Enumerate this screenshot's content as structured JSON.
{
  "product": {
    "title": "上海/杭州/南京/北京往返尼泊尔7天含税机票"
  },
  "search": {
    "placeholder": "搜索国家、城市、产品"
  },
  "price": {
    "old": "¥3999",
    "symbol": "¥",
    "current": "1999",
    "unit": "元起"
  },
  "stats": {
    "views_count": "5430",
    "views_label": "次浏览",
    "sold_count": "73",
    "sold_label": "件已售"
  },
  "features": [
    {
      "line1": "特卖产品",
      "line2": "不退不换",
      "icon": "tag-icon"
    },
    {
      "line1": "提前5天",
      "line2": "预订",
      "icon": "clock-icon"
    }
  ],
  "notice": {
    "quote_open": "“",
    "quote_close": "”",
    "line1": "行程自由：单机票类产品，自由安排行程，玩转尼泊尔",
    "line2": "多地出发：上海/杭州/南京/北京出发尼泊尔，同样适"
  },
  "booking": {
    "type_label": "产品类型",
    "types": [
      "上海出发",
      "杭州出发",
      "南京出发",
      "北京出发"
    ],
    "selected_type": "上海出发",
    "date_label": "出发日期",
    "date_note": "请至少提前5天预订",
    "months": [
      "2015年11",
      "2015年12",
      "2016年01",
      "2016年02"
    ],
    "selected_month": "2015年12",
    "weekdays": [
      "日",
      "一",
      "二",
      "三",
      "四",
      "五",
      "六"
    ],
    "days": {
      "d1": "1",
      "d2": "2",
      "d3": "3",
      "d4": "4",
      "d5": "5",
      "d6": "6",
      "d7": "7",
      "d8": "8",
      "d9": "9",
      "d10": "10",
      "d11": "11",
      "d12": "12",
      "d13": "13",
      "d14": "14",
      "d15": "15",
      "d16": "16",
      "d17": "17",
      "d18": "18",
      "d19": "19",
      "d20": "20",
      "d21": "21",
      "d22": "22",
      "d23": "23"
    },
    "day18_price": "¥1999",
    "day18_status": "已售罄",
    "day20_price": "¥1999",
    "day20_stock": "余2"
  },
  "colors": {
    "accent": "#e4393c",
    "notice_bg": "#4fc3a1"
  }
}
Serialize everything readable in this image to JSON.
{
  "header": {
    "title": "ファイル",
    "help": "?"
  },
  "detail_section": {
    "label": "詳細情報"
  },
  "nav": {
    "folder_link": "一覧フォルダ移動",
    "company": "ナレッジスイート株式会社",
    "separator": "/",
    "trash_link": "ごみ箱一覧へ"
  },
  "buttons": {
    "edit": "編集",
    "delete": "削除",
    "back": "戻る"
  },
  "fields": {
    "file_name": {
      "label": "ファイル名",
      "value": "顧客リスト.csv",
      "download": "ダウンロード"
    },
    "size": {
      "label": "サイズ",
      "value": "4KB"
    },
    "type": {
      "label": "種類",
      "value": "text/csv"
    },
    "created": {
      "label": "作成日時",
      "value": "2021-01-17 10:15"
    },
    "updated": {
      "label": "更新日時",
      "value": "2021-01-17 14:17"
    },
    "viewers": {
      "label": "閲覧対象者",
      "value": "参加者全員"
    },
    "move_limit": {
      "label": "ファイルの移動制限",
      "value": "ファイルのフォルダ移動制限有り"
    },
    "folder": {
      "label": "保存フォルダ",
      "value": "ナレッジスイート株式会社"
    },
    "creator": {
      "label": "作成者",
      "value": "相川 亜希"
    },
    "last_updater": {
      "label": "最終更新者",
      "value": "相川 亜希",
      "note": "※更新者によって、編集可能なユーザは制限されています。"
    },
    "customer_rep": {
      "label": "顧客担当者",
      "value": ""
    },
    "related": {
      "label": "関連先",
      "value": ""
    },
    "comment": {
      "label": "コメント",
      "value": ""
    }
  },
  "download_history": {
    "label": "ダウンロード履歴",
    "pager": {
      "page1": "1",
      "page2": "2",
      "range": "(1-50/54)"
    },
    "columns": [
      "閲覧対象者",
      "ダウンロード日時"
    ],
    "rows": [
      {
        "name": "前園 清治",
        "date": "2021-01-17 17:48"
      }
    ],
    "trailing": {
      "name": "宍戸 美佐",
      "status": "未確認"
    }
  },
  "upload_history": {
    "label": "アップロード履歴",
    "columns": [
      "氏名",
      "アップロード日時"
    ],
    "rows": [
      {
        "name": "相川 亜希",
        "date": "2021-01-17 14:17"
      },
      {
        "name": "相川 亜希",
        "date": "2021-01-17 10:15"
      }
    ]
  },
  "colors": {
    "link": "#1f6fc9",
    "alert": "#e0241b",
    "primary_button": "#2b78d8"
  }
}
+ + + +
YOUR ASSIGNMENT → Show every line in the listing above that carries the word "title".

ANSWER TO THE EXERCISE →
    "title": "上海/杭州/南京/北京往返尼泊尔7天含税机票"
    "title": "ファイル",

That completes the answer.